Observations of shelf exchange and high-frequency variability in an Alaskan fjord

TitleObservations of shelf exchange and high-frequency variability in an Alaskan fjord
Publication TypeJournal Article
Year of Publication2018
AuthorsMerrifield S., Otero M, Terrill E
JournalJournal of Geophysical Research-Oceans
Volume123
Pagination4720-4734
Date Published2018/07
Type of ArticleArticle
ISBN Number2169-9275
Accession NumberWOS:000441888200017
Keywordsbasin; climate; driven; fluctuations; greenland; internal waves; oceanography; pacific; salmon production; stratified flow; water
Abstract

High-frequency observations collected over 3 years are used to describe upper-ocean variability in Behm Canal, a nonglacial fjord in Southeast Alaska. The fjord is sheltered by surrounding topography and connected to the outer continental shelf by a 400-m-deep strait. Summer conditions are characterized by strong near-surface stratification, a sea breeze wind regime, and tidally dominated flows. In nonsummer months, baroclinic subinertial flows exceeding 0.5 m/s dominate the velocity record. The flow events represent a wind-driven response to low-pressure systems that impact the coast as they propagate across the Gulf of Alaska. The observations suggest that the storm systems generate downwelling events that propagate into the fjord with a mode-one-like vertical structure in the upper 60 m. Following the initial up-fjord current pulse lasting approximately a day, a down-fjord flow occurs lasting several days, the duration of the downwelling anomaly. These subinertial downwelling events likely are the dominant mechanism of shelf-fjord exchange, with estimated fjord-flushing times of 50 days. The downwelling events are accompanied by enhanced near-inertial shear, which exhibits downward energy propagation. Evidence for enhanced energy near the maximum buoyancy frequency in the thermocline suggests high-frequency internal wave trapping, with the primary energy source in the semidiurnal band associated with tidal and wind forcing. The observations highlight the importance of shelf-fjord coupling through meteorological forcing and the existence of internal wave energy at a range of frequencies, which have implications for mixing and transport within the fjord.

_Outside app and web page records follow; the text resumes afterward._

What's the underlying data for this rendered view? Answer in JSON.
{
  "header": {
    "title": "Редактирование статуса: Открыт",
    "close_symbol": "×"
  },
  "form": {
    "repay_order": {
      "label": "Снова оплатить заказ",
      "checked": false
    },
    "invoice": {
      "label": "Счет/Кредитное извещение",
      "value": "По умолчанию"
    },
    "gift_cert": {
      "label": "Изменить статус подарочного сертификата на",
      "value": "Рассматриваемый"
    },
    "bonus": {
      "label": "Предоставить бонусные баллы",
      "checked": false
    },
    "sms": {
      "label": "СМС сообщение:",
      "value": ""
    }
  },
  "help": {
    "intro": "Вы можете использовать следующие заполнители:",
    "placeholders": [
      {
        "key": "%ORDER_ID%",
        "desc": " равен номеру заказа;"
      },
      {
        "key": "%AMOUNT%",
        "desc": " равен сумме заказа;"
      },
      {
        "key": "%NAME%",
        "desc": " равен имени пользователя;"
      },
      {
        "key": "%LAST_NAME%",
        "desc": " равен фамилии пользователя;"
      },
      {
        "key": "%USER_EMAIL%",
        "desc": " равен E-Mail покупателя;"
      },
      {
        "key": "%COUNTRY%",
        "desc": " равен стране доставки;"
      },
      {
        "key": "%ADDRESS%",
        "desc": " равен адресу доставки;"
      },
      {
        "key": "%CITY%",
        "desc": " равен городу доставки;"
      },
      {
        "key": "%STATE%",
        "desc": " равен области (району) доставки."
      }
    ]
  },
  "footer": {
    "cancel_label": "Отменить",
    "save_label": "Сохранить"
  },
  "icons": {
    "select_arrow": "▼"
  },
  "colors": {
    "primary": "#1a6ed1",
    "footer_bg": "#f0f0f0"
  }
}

DOI10.1029/2018jc013931
Short TitleJ Geophys Res-Oceans
Student Publication: 
No
sharknado